With my Kindergarteners I definitely use the screener results as a start. The MODEL screener always comes in handy because it gives us like a snapshot of what the student is going to need me to focus on. When we know their speaking levels, their listening levels, and so on that helps us plan for instruction. With the older kids, I look at the Can Do Descriptors to help me plan. Since I’m not their only teacher, I also collaborate with the homeroom teacher and we plan together and use the Common Core standards to see how both of us can support each other to create the best lesson plan for our students.

What benefits of strength do language learners bring to your classroom and school? What benefits do their families bring to the schools or community?

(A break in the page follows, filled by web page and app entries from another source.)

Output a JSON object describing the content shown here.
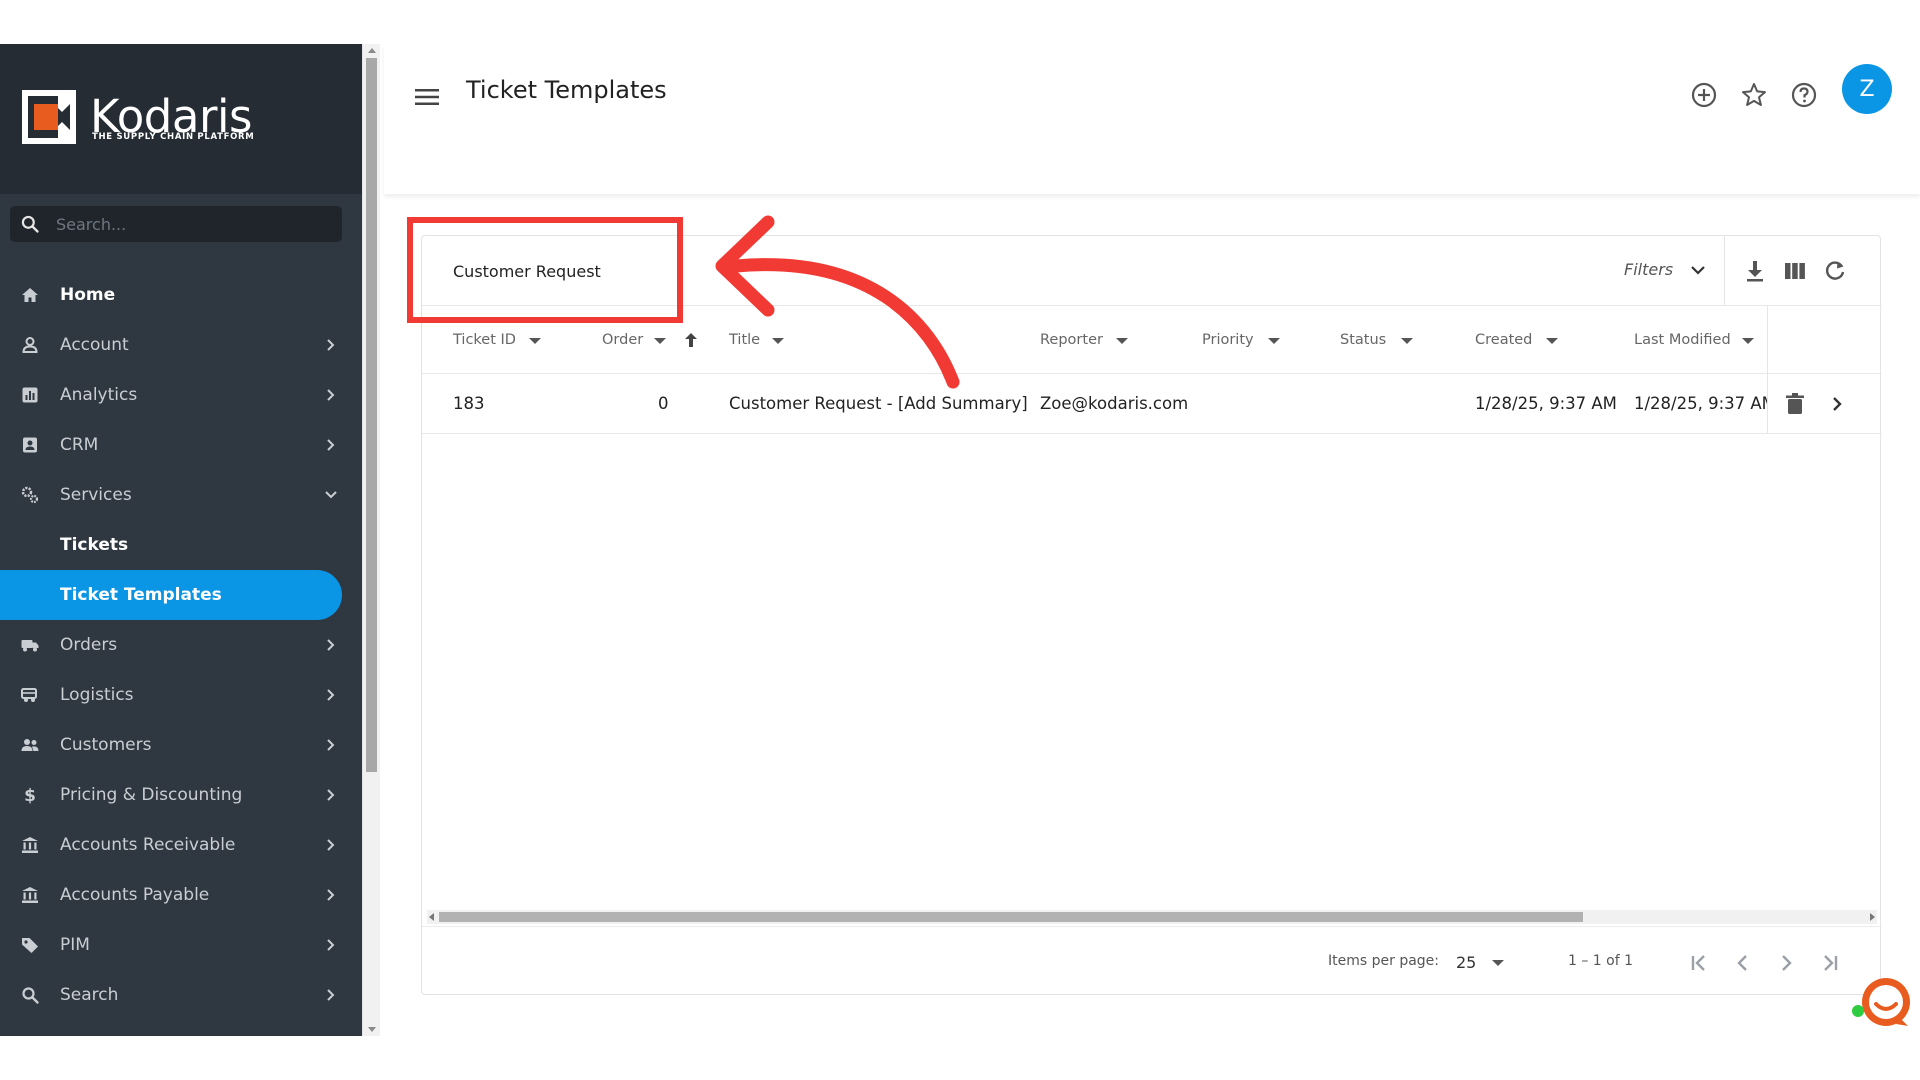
{
  "app": {
    "brand_name": "Kodaris",
    "brand_tagline": "THE SUPPLY CHAIN PLATFORM",
    "accent_color": "#0b96e5",
    "sidebar_color": "#2f3740"
  },
  "sidebar": {
    "search_placeholder": "Search...",
    "items": [
      {
        "label": "Home",
        "icon": "home-icon"
      },
      {
        "label": "Account",
        "icon": "account-icon"
      },
      {
        "label": "Analytics",
        "icon": "analytics-icon"
      },
      {
        "label": "CRM",
        "icon": "crm-icon"
      },
      {
        "label": "Services",
        "icon": "services-icon"
      },
      {
        "label": "Tickets"
      },
      {
        "label": "Ticket Templates"
      },
      {
        "label": "Orders",
        "icon": "truck-icon"
      },
      {
        "label": "Logistics",
        "icon": "logistics-icon"
      },
      {
        "label": "Customers",
        "icon": "customers-icon"
      },
      {
        "label": "Pricing & Discounting",
        "icon": "dollar-icon"
      },
      {
        "label": "Accounts Receivable",
        "icon": "bank-icon"
      },
      {
        "label": "Accounts Payable",
        "icon": "bank-icon"
      },
      {
        "label": "PIM",
        "icon": "tag-icon"
      },
      {
        "label": "Search",
        "icon": "search-icon"
      }
    ]
  },
  "header": {
    "title": "Ticket Templates",
    "avatar_initial": "Z"
  },
  "card": {
    "template_name": "Customer Request",
    "filters_label": "Filters"
  },
  "table": {
    "columns": [
      "Ticket ID",
      "Order",
      "Title",
      "Reporter",
      "Priority",
      "Status",
      "Created",
      "Last Modified"
    ],
    "rows": [
      {
        "ticket_id": "183",
        "order": "0",
        "title": "Customer Request - [Add Summary]",
        "reporter": "Zoe@kodaris.com",
        "priority": "",
        "status": "",
        "created": "1/28/25, 9:37 AM",
        "last_modified": "1/28/25, 9:37 AM"
      }
    ]
  },
  "paginator": {
    "items_per_page_label": "Items per page:",
    "items_per_page_value": "25",
    "range_label": "1 – 1 of 1"
  },
  "annotation": {
    "color": "#f23a34"
  }
}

Our language learners bring so many strengths. They come in with rich experiences that many of us adults have never had the opportunity to be part of. They come in with such a diverse culture of norms and ethics, and they are problem solvers, they are empathetic, and they are knowledgeable. When they come to our school they have so much to give. Families bring so much trust, and I always respect that. They are examples to other parents because they trust educators so much. They’re willing to support whatever the educators have to say. They not only bring that trust, but they also bring the diverse thinking, and their rich culture.

What methods or tools do you use to assess your students' language learning?

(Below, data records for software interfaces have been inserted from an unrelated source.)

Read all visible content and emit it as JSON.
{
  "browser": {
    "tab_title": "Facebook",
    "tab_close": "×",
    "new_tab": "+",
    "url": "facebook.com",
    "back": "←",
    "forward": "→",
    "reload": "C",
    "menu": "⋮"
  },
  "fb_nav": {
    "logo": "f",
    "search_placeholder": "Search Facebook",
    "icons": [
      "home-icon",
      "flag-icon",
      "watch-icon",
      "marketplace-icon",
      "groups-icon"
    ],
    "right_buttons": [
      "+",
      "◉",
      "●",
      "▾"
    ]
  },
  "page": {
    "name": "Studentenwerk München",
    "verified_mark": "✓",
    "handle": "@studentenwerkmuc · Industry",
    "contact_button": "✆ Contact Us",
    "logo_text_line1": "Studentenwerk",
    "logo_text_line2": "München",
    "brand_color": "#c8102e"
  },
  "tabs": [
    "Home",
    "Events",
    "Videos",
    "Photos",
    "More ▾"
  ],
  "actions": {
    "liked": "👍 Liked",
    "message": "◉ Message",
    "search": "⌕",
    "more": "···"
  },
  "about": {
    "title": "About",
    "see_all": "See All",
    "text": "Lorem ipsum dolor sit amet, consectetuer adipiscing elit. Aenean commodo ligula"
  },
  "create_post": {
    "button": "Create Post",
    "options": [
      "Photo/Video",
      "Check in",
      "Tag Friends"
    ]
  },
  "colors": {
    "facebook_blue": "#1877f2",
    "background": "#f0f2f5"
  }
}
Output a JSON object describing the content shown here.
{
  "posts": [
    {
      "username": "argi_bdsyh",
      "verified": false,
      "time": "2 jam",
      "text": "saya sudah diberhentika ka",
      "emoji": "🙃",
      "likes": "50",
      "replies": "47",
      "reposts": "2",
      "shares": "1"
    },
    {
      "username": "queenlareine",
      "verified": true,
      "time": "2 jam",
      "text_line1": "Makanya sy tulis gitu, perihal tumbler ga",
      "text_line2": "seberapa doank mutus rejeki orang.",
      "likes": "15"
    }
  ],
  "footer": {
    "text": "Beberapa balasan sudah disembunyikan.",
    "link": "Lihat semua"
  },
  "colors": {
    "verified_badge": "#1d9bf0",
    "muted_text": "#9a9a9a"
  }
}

Language learning should be an ongoing process, so not only do we do formative or summative assessments, but we also try to focus on the progress of the four domains of language: listening, speaking, reading, and writing. I try to do that by collecting evidence throughout their time in our school. Building a portfolio to see their growth is a good idea. Also we have to remember that immediate feedback to the student is crucial. Overall I think the best form of assessment is when the students self-evaluate. They can do this with rubrics or by filling out different forms for self-evaluation.

How has WIDA helped you achieve your goals as an educator?

WIDA is my number one place to go to when I’m stuck on what I need in the classroom. WIDA has helped me not only with the trainings of WIDA Screeners for our Kindergartners or new students, but it has truly helped me help our parents understand the assessments and the ACCESS scores. WIDA has resources that help our parents understand how important these assessments are. They can get a glimpse of how their child is doing in school or, in this case, in English.

I really like the fact that WIDA has resources in various languages, especially for our school. We always need that. The Can Do Descriptors are with me all the time. Every time I go into a classroom and have a meeting with a teacher, I always show them what the Can Do Descriptors say and how the teacher can accommodate learning according to those Can Do Descriptors. Of course, in terms of professional learning, I always like to take a look at all of the online professional learning modules. The modules have been very helpful to me.

Do you have anything you would like to add? Do you have some final thoughts to help us learn more about you?

I really want to say that at Park View School we teach all students. All means all. All kids, including our English language learners, can reach high standards of learning.